- replaced our laptop fleet, including an upgrade to Windows 10 and 4G access for staff
- upgraded our Wi-Fi network to enhance security and speed
- implemented an enterprise service management platform to improve issue tracking and reporting across Corporate Services
- rolled out our bring your own device (BYOD) program for staff to use their personal mobile devices to access office resources
- engaged an external organisation to conduct a cyber security maturity review.
We also continued to meet compliance and operational stability requirements by:
- maintaining the ISO27001:2013 security standard
- maintaining systems availability above the target of 99 per cent
- delivering self-paced information security training
- enhancing our data centre monitoring capability
- conducting an external and Wi-Fi penetration test.
Embedding our performance management framework

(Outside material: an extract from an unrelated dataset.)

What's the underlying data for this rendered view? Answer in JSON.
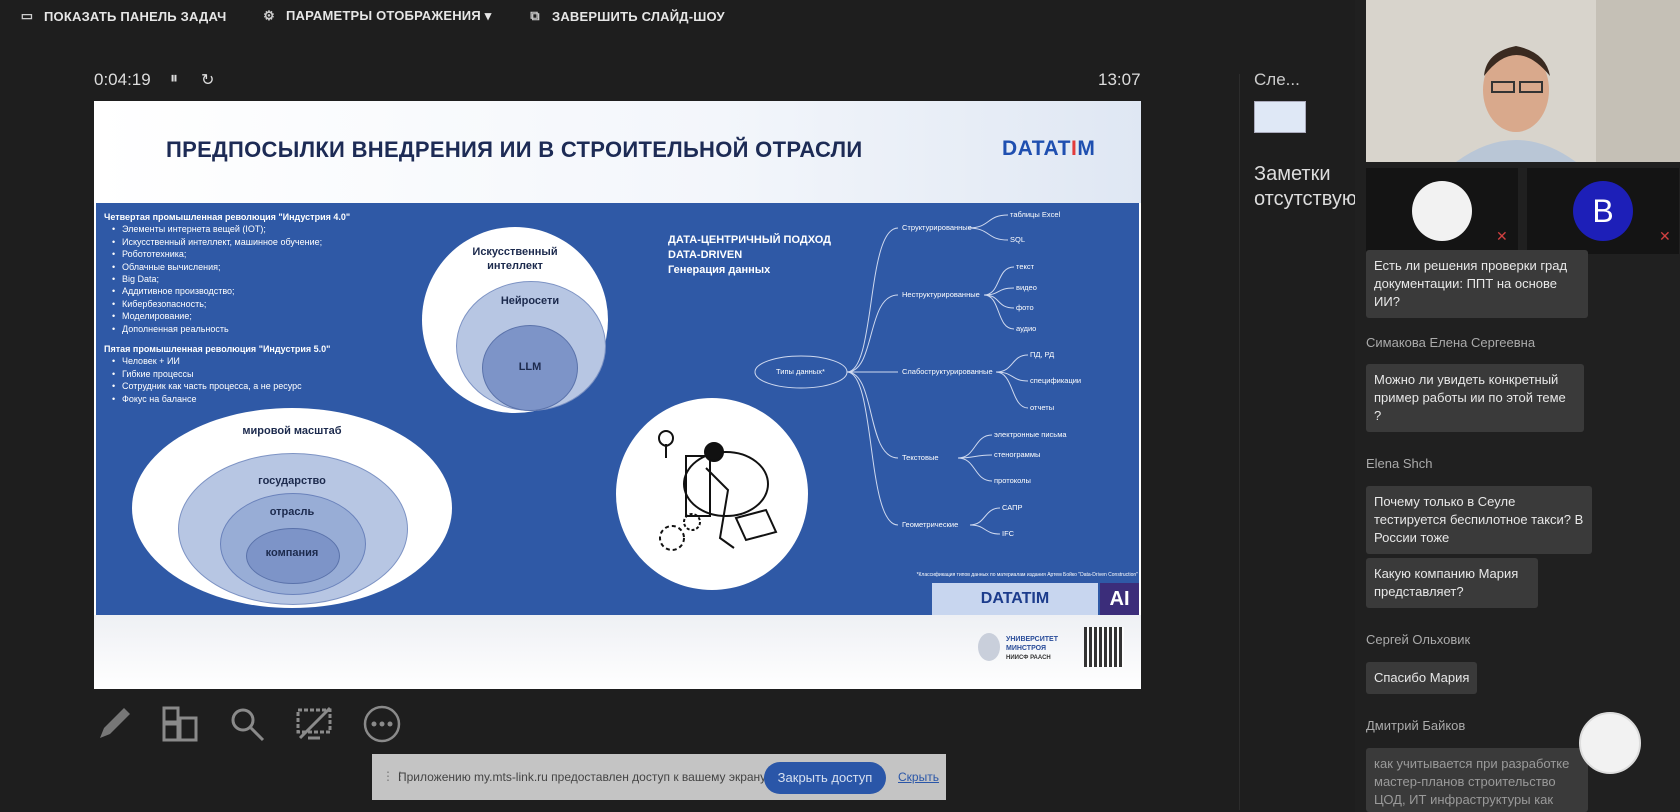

The performance, behaviour and conduct of our employees are integral to our success. The Audit Office promotes a transparent performance management approach that aligns personal goals and individual development with the Audit Office strategy and vision.
In 2016–17, we continued embedding our performance management framework by:
- cascading the Audit Office strategic plan down into branch plans and individual performance agreements
- strengthening our performance management process, including performance conversations, two-way feedback and the link between performance and remuneration
- completing the implementation of the MiCareer human capital management system
- ensuring 100 per cent of staff have performance agreements in place.
Fair and responsible remuneration
Our approach to remuneration is focused on being procedurally fair and fiscally responsible, and in line with the NSW Government’s wages policy.
Employee performance is assessed twice annually through a mid-year and end-year performance assessment. The results of the performance assessment are moderated across branches through leadership collaboration sessions. Employee remuneration is then assessed once per year immediately following the end-year performance assessment.
The Remuneration Committee met twice during 2016–17 to consider auditor progression and the end-year remuneration review. The committee reviews recommendations to the Auditor-General on the application of the Audit Office’s remuneration policies and practices. These recommendations have improved the remuneration assessment process.
The year ahead
In 2017–18, we will continue to:
- improve our performance management framework
- cascade the updated Audit Office strategic plan to branch plans and individual performance agreements
- ensure our approach to remuneration remains procedurally fair and fiscally responsible, and in line with the NSW Government’s wages policy.